_DESCRIPTION OF THE TASK:_
Your answer should consist of each line below that contains the string "github".

_SUPPLIED DATA:_
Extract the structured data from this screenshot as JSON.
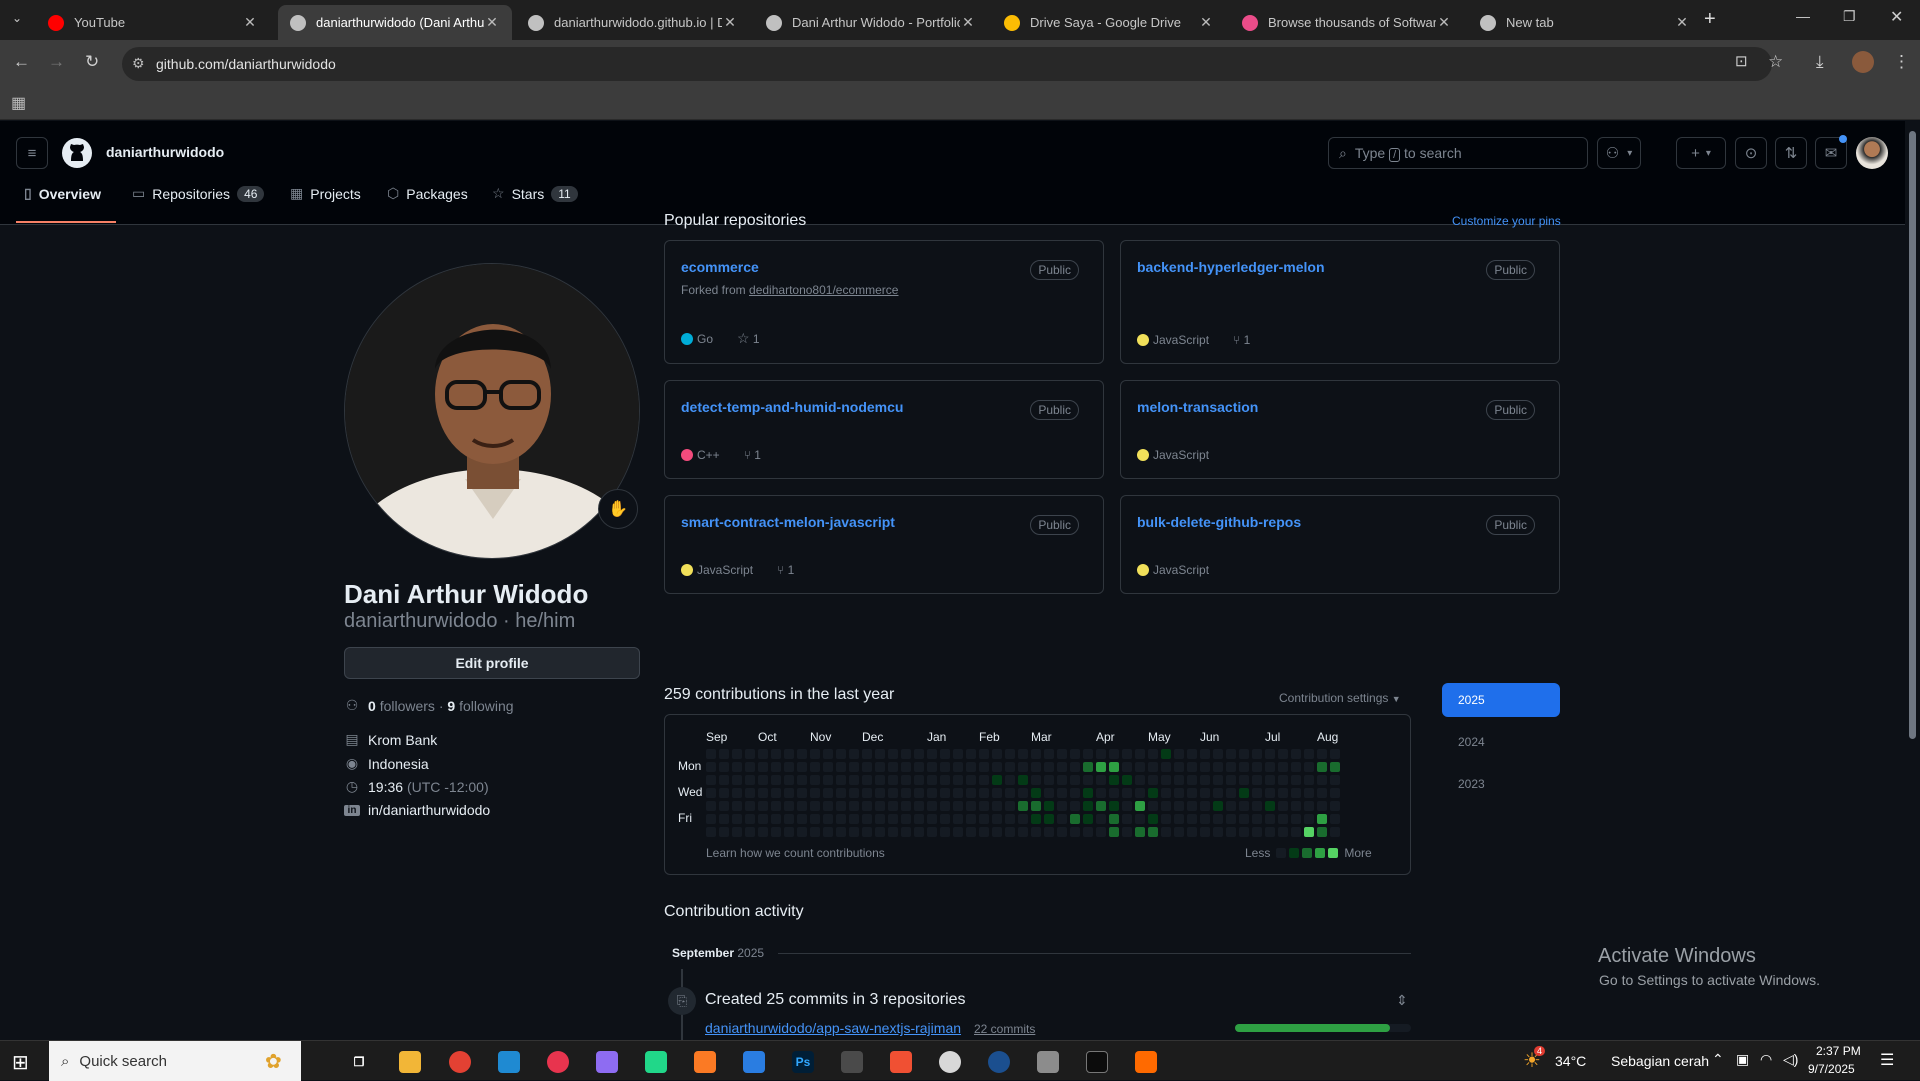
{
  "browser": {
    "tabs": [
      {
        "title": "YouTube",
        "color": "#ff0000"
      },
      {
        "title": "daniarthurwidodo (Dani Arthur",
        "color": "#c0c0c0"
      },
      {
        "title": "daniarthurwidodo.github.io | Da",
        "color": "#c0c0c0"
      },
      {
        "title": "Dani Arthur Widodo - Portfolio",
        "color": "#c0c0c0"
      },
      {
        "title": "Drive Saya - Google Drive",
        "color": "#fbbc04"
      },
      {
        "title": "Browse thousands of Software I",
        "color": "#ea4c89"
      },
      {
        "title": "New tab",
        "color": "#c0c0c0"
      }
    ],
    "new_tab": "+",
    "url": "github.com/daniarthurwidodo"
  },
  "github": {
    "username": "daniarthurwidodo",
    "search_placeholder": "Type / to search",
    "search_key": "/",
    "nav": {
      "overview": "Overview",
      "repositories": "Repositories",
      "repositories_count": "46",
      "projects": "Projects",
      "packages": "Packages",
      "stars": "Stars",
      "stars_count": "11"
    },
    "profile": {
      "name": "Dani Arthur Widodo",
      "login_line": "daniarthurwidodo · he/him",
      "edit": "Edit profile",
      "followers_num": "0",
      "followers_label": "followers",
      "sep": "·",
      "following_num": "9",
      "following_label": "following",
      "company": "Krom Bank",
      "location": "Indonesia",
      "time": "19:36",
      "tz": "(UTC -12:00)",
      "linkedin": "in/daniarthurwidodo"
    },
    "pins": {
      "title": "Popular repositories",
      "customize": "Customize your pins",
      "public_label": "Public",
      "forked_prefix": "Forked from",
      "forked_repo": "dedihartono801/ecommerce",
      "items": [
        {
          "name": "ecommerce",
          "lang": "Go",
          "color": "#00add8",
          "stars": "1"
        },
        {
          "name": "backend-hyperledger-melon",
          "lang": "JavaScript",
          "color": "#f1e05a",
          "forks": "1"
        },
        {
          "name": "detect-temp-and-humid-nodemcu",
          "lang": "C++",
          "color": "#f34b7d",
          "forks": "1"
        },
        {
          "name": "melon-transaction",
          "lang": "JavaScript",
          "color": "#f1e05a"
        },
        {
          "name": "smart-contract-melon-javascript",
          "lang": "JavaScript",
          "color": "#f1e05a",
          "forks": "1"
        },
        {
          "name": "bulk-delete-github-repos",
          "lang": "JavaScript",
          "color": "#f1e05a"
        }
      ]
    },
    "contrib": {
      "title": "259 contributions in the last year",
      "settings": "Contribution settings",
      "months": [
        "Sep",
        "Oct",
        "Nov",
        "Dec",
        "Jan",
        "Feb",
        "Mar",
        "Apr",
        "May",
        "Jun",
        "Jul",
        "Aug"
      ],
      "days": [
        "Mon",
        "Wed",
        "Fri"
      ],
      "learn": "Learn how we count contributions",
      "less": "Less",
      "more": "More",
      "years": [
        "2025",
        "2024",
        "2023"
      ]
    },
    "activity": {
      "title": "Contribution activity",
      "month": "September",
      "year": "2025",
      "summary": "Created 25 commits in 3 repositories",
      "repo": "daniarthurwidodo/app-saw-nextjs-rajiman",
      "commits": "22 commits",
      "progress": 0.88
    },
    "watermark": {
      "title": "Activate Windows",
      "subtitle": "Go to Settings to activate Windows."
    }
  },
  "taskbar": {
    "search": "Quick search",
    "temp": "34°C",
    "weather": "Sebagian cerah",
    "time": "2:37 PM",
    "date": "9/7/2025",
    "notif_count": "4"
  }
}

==

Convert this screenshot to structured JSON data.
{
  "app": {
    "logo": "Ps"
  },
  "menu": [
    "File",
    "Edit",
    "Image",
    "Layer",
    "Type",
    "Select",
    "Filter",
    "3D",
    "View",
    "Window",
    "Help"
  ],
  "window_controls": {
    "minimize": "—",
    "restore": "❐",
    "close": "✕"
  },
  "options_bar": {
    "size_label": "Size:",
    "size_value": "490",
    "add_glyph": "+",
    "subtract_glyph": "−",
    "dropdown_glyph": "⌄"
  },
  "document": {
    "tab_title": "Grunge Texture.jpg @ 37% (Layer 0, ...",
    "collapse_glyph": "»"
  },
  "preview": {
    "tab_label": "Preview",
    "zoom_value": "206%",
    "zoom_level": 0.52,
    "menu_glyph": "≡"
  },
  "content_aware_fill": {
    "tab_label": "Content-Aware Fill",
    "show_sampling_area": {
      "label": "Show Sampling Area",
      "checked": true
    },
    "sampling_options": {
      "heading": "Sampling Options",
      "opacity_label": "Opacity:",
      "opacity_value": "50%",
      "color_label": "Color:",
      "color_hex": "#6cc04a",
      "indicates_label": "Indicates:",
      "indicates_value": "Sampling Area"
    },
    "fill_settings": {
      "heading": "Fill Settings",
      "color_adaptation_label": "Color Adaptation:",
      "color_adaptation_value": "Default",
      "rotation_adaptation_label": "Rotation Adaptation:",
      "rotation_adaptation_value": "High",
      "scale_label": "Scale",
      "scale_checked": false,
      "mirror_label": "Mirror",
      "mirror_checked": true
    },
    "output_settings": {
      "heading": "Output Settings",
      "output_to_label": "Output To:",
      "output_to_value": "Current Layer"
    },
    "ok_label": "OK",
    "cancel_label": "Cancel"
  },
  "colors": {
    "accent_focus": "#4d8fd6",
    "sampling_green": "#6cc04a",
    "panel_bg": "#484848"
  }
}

_OUTPUT OF THE TASK:_
        "title": "daniarthurwidodo.github.io | Da",
    "url": "github.com/daniarthurwidodo"
  "github": {
          "name": "bulk-delete-github-repos",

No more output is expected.